* _Problem statement_
Nothing in the entries may be altered; copy them in full.

#### Data for analysis ####

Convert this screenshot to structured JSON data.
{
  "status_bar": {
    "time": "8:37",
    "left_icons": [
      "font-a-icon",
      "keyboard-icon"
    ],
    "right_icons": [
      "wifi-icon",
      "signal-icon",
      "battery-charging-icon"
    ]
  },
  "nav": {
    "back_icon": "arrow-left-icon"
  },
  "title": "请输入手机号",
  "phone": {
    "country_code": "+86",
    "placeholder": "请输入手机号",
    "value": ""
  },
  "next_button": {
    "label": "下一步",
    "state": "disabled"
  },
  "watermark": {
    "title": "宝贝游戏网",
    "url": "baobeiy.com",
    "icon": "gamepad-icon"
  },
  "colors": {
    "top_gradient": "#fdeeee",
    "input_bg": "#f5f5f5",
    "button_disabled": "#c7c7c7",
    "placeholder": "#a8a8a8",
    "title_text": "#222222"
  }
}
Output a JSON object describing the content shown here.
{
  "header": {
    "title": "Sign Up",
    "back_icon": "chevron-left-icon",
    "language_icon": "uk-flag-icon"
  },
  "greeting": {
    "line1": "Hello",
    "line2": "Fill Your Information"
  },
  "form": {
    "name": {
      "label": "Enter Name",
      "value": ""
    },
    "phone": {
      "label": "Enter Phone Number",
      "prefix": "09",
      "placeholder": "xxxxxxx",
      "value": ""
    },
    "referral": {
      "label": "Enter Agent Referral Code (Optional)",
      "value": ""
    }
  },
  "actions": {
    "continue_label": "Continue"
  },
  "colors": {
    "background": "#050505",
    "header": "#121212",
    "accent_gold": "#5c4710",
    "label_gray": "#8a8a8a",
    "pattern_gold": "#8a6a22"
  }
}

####

* _Answer for the task_
Convert this screenshot to structured JSON data.
{
  "status_bar": {
    "time": "8:37",
    "left_icons": [
      "font-a-icon",
      "keyboard-icon"
    ],
    "right_icons": [
      "wifi-icon",
      "signal-icon",
      "battery-charging-icon"
    ]
  },
  "nav": {
    "back_icon": "arrow-left-icon"
  },
  "title": "请输入手机号",
  "phone": {
    "country_code": "+86",
    "placeholder": "请输入手机号",
    "value": ""
  },
  "next_button": {
    "label": "下一步",
    "state": "disabled"
  },
  "watermark": {
    "title": "宝贝游戏网",
    "url": "baobeiy.com",
    "icon": "gamepad-icon"
  },
  "colors": {
    "top_gradient": "#fdeeee",
    "input_bg": "#f5f5f5",
    "button_disabled": "#c7c7c7",
    "placeholder": "#a8a8a8",
    "title_text": "#222222"
  }
}
Output a JSON object describing the content shown here.
{
  "header": {
    "title": "Sign Up",
    "back_icon": "chevron-left-icon",
    "language_icon": "uk-flag-icon"
  },
  "greeting": {
    "line1": "Hello",
    "line2": "Fill Your Information"
  },
  "form": {
    "name": {
      "label": "Enter Name",
      "value": ""
    },
    "phone": {
      "label": "Enter Phone Number",
      "prefix": "09",
      "placeholder": "xxxxxxx",
      "value": ""
    },
    "referral": {
      "label": "Enter Agent Referral Code (Optional)",
      "value": ""
    }
  },
  "actions": {
    "continue_label": "Continue"
  },
  "colors": {
    "background": "#050505",
    "header": "#121212",
    "accent_gold": "#5c4710",
    "label_gray": "#8a8a8a",
    "pattern_gold": "#8a6a22"
  }
}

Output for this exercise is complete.